Many dentists I speak with say their primary source of new patients is participation in dental insurance networks. While this can provide a steady flow of new patients, there are a few problems with being overly reliant on this source of new patient acquisition.
1) Lack of control: It is the insurance company, not the dentist that dictates fees. Lately insurance companies are even telling dentists how much they can charge for non-covered procedures. You do not want to be in a position of wanting/needing to increase your fees, only to discover that the majority of your patients are covered by insurance and you have no control over the fees you charge them.
2) The deck will always be stacked in the insurance company’s favor: My first job out of college in the early 90’s was marketing employee benefits, including dental insurance, for a large insurance company. Back then dental insurance premiums were increasing at around 12-15% per year. I have not been an insider in that industry in almost 20 years, however I have heard that annual increases have remained somewhere around that level, yet the annual maximum amount that insurance companies will pay out for treatment hasn’t increased ($1,000 – $2,000 per year) in decades. And it’s also safe to assume they haven’t increased their reasonable & customary (usual & customary) reimbursement amounts at anywhere near the rate of inflation.
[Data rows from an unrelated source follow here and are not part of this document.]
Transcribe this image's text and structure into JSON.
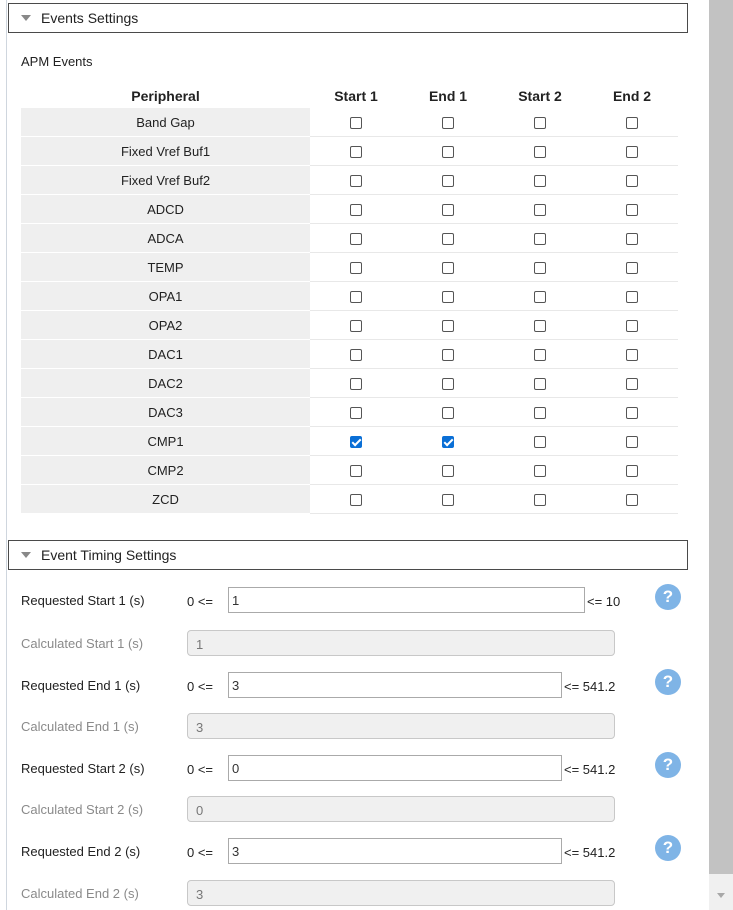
{
  "events_settings": {
    "title": "Events Settings",
    "apm_label": "APM Events"
  },
  "table": {
    "headers": [
      "Peripheral",
      "Start 1",
      "End 1",
      "Start 2",
      "End 2"
    ],
    "rows": [
      {
        "name": "Band Gap",
        "checks": [
          false,
          false,
          false,
          false
        ]
      },
      {
        "name": "Fixed Vref Buf1",
        "checks": [
          false,
          false,
          false,
          false
        ]
      },
      {
        "name": "Fixed Vref Buf2",
        "checks": [
          false,
          false,
          false,
          false
        ]
      },
      {
        "name": "ADCD",
        "checks": [
          false,
          false,
          false,
          false
        ]
      },
      {
        "name": "ADCA",
        "checks": [
          false,
          false,
          false,
          false
        ]
      },
      {
        "name": "TEMP",
        "checks": [
          false,
          false,
          false,
          false
        ]
      },
      {
        "name": "OPA1",
        "checks": [
          false,
          false,
          false,
          false
        ]
      },
      {
        "name": "OPA2",
        "checks": [
          false,
          false,
          false,
          false
        ]
      },
      {
        "name": "DAC1",
        "checks": [
          false,
          false,
          false,
          false
        ]
      },
      {
        "name": "DAC2",
        "checks": [
          false,
          false,
          false,
          false
        ]
      },
      {
        "name": "DAC3",
        "checks": [
          false,
          false,
          false,
          false
        ]
      },
      {
        "name": "CMP1",
        "checks": [
          true,
          true,
          false,
          false
        ]
      },
      {
        "name": "CMP2",
        "checks": [
          false,
          false,
          false,
          false
        ]
      },
      {
        "name": "ZCD",
        "checks": [
          false,
          false,
          false,
          false
        ]
      }
    ]
  },
  "timing": {
    "title": "Event Timing Settings",
    "prefix": "0 <=",
    "req_start1": {
      "label": "Requested Start 1 (s)",
      "value": "1",
      "max": "<= 10"
    },
    "calc_start1": {
      "label": "Calculated Start 1 (s)",
      "value": "1"
    },
    "req_end1": {
      "label": "Requested End 1 (s)",
      "value": "3",
      "max": "<= 541.2"
    },
    "calc_end1": {
      "label": "Calculated End 1 (s)",
      "value": "3"
    },
    "req_start2": {
      "label": "Requested Start 2 (s)",
      "value": "0",
      "max": "<= 541.2"
    },
    "calc_start2": {
      "label": "Calculated Start 2 (s)",
      "value": "0"
    },
    "req_end2": {
      "label": "Requested End 2 (s)",
      "value": "3",
      "max": "<= 541.2"
    },
    "calc_end2": {
      "label": "Calculated End 2 (s)",
      "value": "3"
    },
    "help_glyph": "?"
  },
  "colors": {
    "accent": "#0a6fd6",
    "help": "#7fb4e6"
  }
}
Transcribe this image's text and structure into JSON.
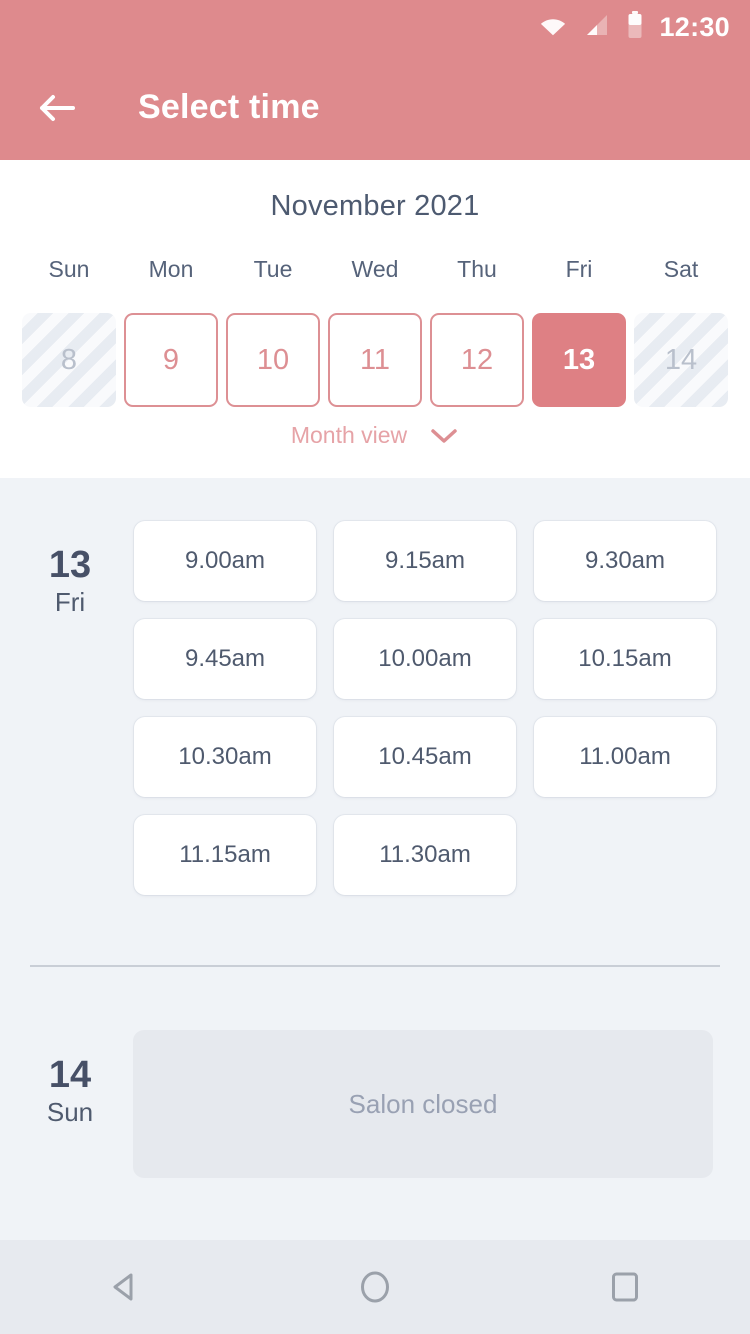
{
  "status_bar": {
    "clock": "12:30",
    "icons": [
      "wifi-icon",
      "cell-signal-icon",
      "battery-icon"
    ]
  },
  "app_bar": {
    "title": "Select time",
    "back_icon": "arrow-left-icon",
    "background_color": "#de8a8d"
  },
  "calendar": {
    "month_title": "November 2021",
    "weekdays": [
      "Sun",
      "Mon",
      "Tue",
      "Wed",
      "Thu",
      "Fri",
      "Sat"
    ],
    "days": [
      {
        "num": "8",
        "state": "disabled"
      },
      {
        "num": "9",
        "state": "available"
      },
      {
        "num": "10",
        "state": "available"
      },
      {
        "num": "11",
        "state": "available"
      },
      {
        "num": "12",
        "state": "available"
      },
      {
        "num": "13",
        "state": "selected"
      },
      {
        "num": "14",
        "state": "disabled"
      }
    ],
    "month_view_label": "Month view",
    "month_view_icon": "chevron-down-icon",
    "accent_color": "#de8084",
    "available_border_color": "#dd9094",
    "disabled_color": "#b9c0cc"
  },
  "slots": {
    "background_color": "#f0f3f7",
    "groups": [
      {
        "day_number": "13",
        "day_of_week": "Fri",
        "times": [
          "9.00am",
          "9.15am",
          "9.30am",
          "9.45am",
          "10.00am",
          "10.15am",
          "10.30am",
          "10.45am",
          "11.00am",
          "11.15am",
          "11.30am"
        ]
      },
      {
        "day_number": "14",
        "day_of_week": "Sun",
        "closed_message": "Salon closed"
      }
    ]
  },
  "nav_bar": {
    "buttons": [
      "back-triangle-icon",
      "home-circle-icon",
      "recents-square-icon"
    ],
    "background_color": "#e7eaef",
    "icon_color": "#9ba1aa"
  }
}
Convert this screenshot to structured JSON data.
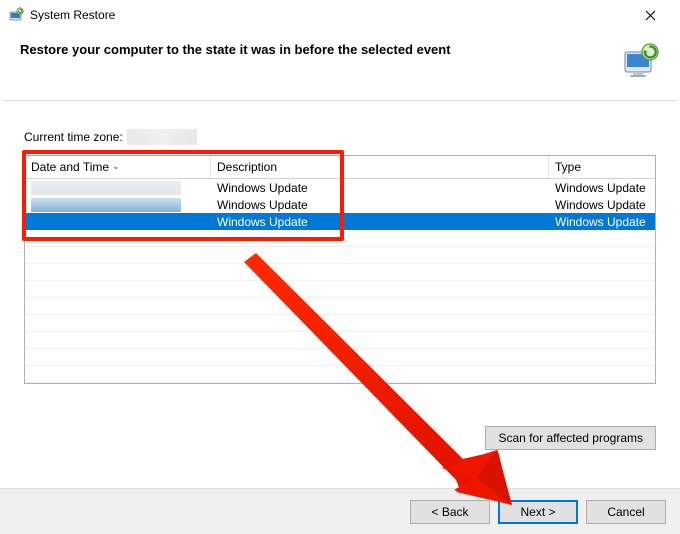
{
  "window": {
    "title": "System Restore"
  },
  "header": {
    "text": "Restore your computer to the state it was in before the selected event"
  },
  "timezone": {
    "label": "Current time zone:"
  },
  "table": {
    "columns": {
      "date_time": "Date and Time",
      "description": "Description",
      "type": "Type"
    },
    "rows": [
      {
        "description": "Windows Update",
        "type": "Windows Update",
        "selected": false
      },
      {
        "description": "Windows Update",
        "type": "Windows Update",
        "selected": false
      },
      {
        "description": "Windows Update",
        "type": "Windows Update",
        "selected": true
      }
    ]
  },
  "buttons": {
    "scan": "Scan for affected programs",
    "back": "< Back",
    "next": "Next >",
    "cancel": "Cancel"
  }
}
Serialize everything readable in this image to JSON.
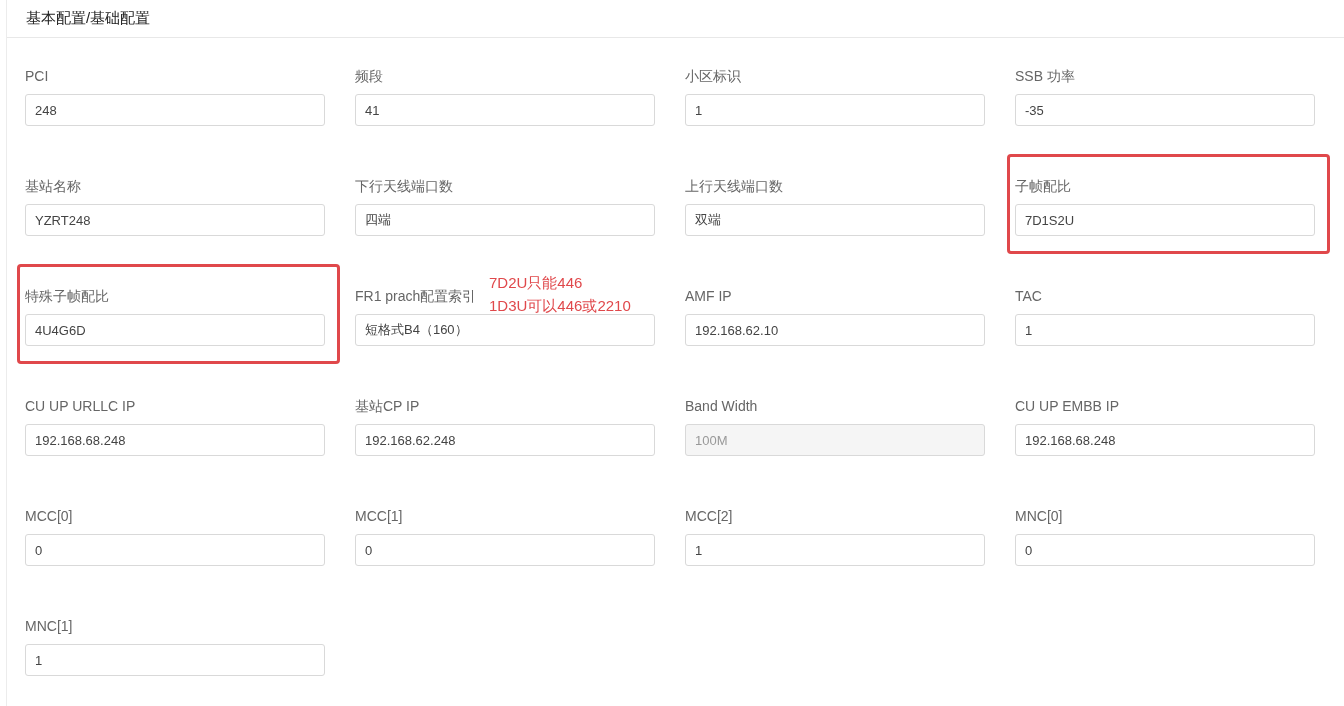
{
  "panel": {
    "title": "基本配置/基础配置"
  },
  "fields": [
    {
      "label": "PCI",
      "value": "248",
      "disabled": false,
      "highlighted": false
    },
    {
      "label": "频段",
      "value": "41",
      "disabled": false,
      "highlighted": false
    },
    {
      "label": "小区标识",
      "value": "1",
      "disabled": false,
      "highlighted": false
    },
    {
      "label": "SSB 功率",
      "value": "-35",
      "disabled": false,
      "highlighted": false
    },
    {
      "label": "基站名称",
      "value": "YZRT248",
      "disabled": false,
      "highlighted": false
    },
    {
      "label": "下行天线端口数",
      "value": "四端",
      "disabled": false,
      "highlighted": false
    },
    {
      "label": "上行天线端口数",
      "value": "双端",
      "disabled": false,
      "highlighted": false
    },
    {
      "label": "子帧配比",
      "value": "7D1S2U",
      "disabled": false,
      "highlighted": true
    },
    {
      "label": "特殊子帧配比",
      "value": "4U4G6D",
      "disabled": false,
      "highlighted": true
    },
    {
      "label": "FR1 prach配置索引",
      "value": "短格式B4（160）",
      "disabled": false,
      "highlighted": false,
      "annotation": [
        "7D2U只能446",
        "1D3U可以446或2210"
      ]
    },
    {
      "label": "AMF IP",
      "value": "192.168.62.10",
      "disabled": false,
      "highlighted": false
    },
    {
      "label": "TAC",
      "value": "1",
      "disabled": false,
      "highlighted": false
    },
    {
      "label": "CU UP URLLC IP",
      "value": "192.168.68.248",
      "disabled": false,
      "highlighted": false
    },
    {
      "label": "基站CP IP",
      "value": "192.168.62.248",
      "disabled": false,
      "highlighted": false
    },
    {
      "label": "Band Width",
      "value": "100M",
      "disabled": true,
      "highlighted": false
    },
    {
      "label": "CU UP EMBB IP",
      "value": "192.168.68.248",
      "disabled": false,
      "highlighted": false
    },
    {
      "label": "MCC[0]",
      "value": "0",
      "disabled": false,
      "highlighted": false
    },
    {
      "label": "MCC[1]",
      "value": "0",
      "disabled": false,
      "highlighted": false
    },
    {
      "label": "MCC[2]",
      "value": "1",
      "disabled": false,
      "highlighted": false
    },
    {
      "label": "MNC[0]",
      "value": "0",
      "disabled": false,
      "highlighted": false
    },
    {
      "label": "MNC[1]",
      "value": "1",
      "disabled": false,
      "highlighted": false
    }
  ]
}
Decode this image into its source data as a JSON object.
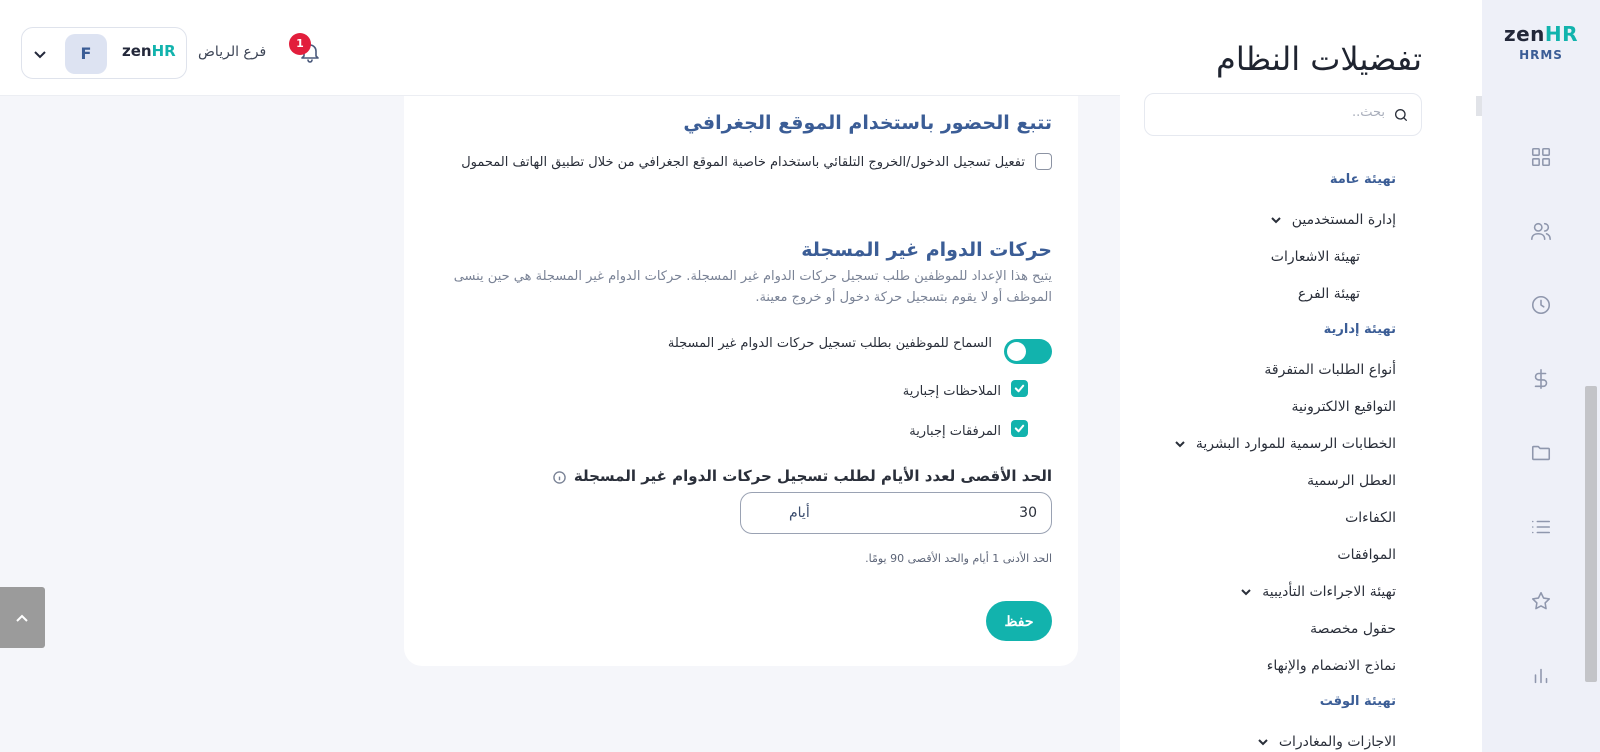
{
  "brand": {
    "logo_zen": "zen",
    "logo_hr": "HR",
    "product": "HRMS"
  },
  "rail": {
    "icons": [
      "dashboard-icon",
      "users-icon",
      "clock-icon",
      "dollar-icon",
      "folder-icon",
      "list-icon",
      "star-icon",
      "chart-icon"
    ]
  },
  "nav": {
    "title": "تفضيلات النظام",
    "search_placeholder": "بحث..",
    "section_general": "تهيئة عامة",
    "item_users": "إدارة المستخدمين",
    "item_notifications": "تهيئة الاشعارات",
    "item_branch": "تهيئة الفرع",
    "section_admin": "تهيئة إدارية",
    "item_misc_requests": "أنواع الطلبات المتفرقة",
    "item_esign": "التواقيع الالكترونية",
    "item_hr_letters": "الخطابات الرسمية للموارد البشرية",
    "item_holidays": "العطل الرسمية",
    "item_competencies": "الكفاءات",
    "item_approvals": "الموافقات",
    "item_disciplinary": "تهيئة الاجراءات التأديبية",
    "item_custom_fields": "حقول مخصصة",
    "item_onboarding": "نماذج الانضمام والإنهاء",
    "section_time": "تهيئة الوقت",
    "item_leaves_partial": "الاجازات والمغادرات"
  },
  "topbar": {
    "avatar_initial": "F",
    "branch_logo_zen": "zen",
    "branch_logo_hr": "HR",
    "branch_name": "فرع الرياض",
    "notification_count": "1"
  },
  "geo": {
    "title": "تتبع الحضور باستخدام الموقع الجغرافي",
    "checkbox_label": "تفعيل تسجيل الدخول/الخروج التلقائي باستخدام خاصية الموقع الجغرافي من خلال تطبيق الهاتف المحمول",
    "checkbox_checked": false
  },
  "unrecorded": {
    "title": "حركات الدوام غير المسجلة",
    "description": "يتيح هذا الإعداد للموظفين طلب تسجيل حركات الدوام غير المسجلة. حركات الدوام غير المسجلة هي حين ينسى الموظف أو لا يقوم بتسجيل حركة دخول أو خروج معينة.",
    "toggle_label": "السماح للموظفين بطلب تسجيل حركات الدوام غير المسجلة",
    "toggle_on": true,
    "notes_required_label": "الملاحظات إجبارية",
    "attachments_required_label": "المرفقات إجبارية",
    "max_days_label": "الحد الأقصى لعدد الأيام لطلب تسجيل حركات الدوام غير المسجلة",
    "max_days_value": "30",
    "max_days_unit": "أيام",
    "hint": "الحد الأدنى 1 أيام والحد الأقصى 90 يومًا.",
    "save_label": "حفظ"
  },
  "colors": {
    "accent": "#12b3ad",
    "heading": "#3b5d96",
    "badge": "#e21e3c"
  }
}
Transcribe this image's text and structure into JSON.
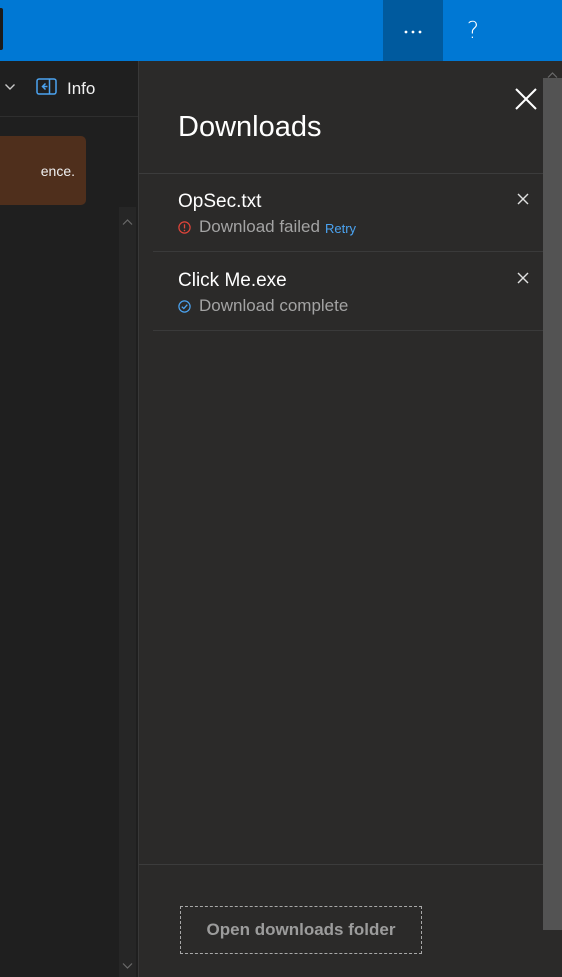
{
  "topbar": {
    "more_icon": "ellipsis-icon",
    "help_icon": "question-mark-icon",
    "help_label": "?",
    "accent_color": "#0078d4",
    "active_color": "#005a9e"
  },
  "leftpane": {
    "chevron_icon": "chevron-down-icon",
    "info_icon": "panel-info-icon",
    "info_label": "Info",
    "notice_text": "ence.",
    "notice_color": "#4f2f1c"
  },
  "downloads": {
    "title": "Downloads",
    "close_icon": "close-icon",
    "items": [
      {
        "name": "OpSec.txt",
        "status": "Download failed",
        "status_icon": "error-circle-icon",
        "status_color": "#e0443a",
        "action": "Retry",
        "remove_icon": "close-icon"
      },
      {
        "name": "Click Me.exe",
        "status": "Download complete",
        "status_icon": "checkmark-circle-icon",
        "status_color": "#4ba3f0",
        "remove_icon": "close-icon"
      }
    ],
    "open_folder_label": "Open downloads folder"
  }
}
So bottom line, the insurance companies are paying dentists less than ever (on an inflation adjusted basis), controlling how much dentists can charge more than ever, and capping coverage at the same levels they were 20 years ago in spite of inflation and annual premium increases.
3) Additional staffing requirements: The insurance companies have made it so burdensome that you need staff dedicated to filing claims, checking coverage, completing redundant paperwork and following up on unreimbursed claims. This of course increases your overhead with staffers who are not direct revenue generators (like a hygienist is).
4) Lack of diversification: This not only applies to insurance network participation, but all other forms of marketing and advertising. For example, just as patient referrals shouldn’t be your sole source of new patient acquisition, you shouldn’t be 100% reliant on insurance companies either. As with most things in life, the key is moderation and diversification. You may have heard your financial planner tell you not to put “all your eggs in one basket” – the same holds true with marketing and promotion.
5) Patient retention: When patients that initially came to you solely because you were in-network with their insurance company change jobs, or their employer switches insurance companies and you aren’t on the list for their new insurance company, you will most likely lose that patient.
It is much easier and more profitable to keep an existing patient than to get a new one. Your existing patients already know & trust you – this is not the case with a new patient. Not only does it cost more to acquire a new patient than to get an existing patient to return, your case acceptance rate will be higher with long-term patients due to the higher level of comfort and trust.
I’m not recommending dentists who currently accept insurance stop doing so all together – especially not in the current economy. I am however, suggesting they diversify their new patient acquisition methods to include things like building referral networks with specialists, direct mail (and I don’t mean the “me too” cookie cutter postcards that are way overused by dentists), internet marketing (SEO, blogs, link building, dental microsites, online videos & press releases), patient newsletters and better internal marketing (lost patient reactivation campaigns, training staff to properly handle call-ins, formalized patient referral programs, etc.).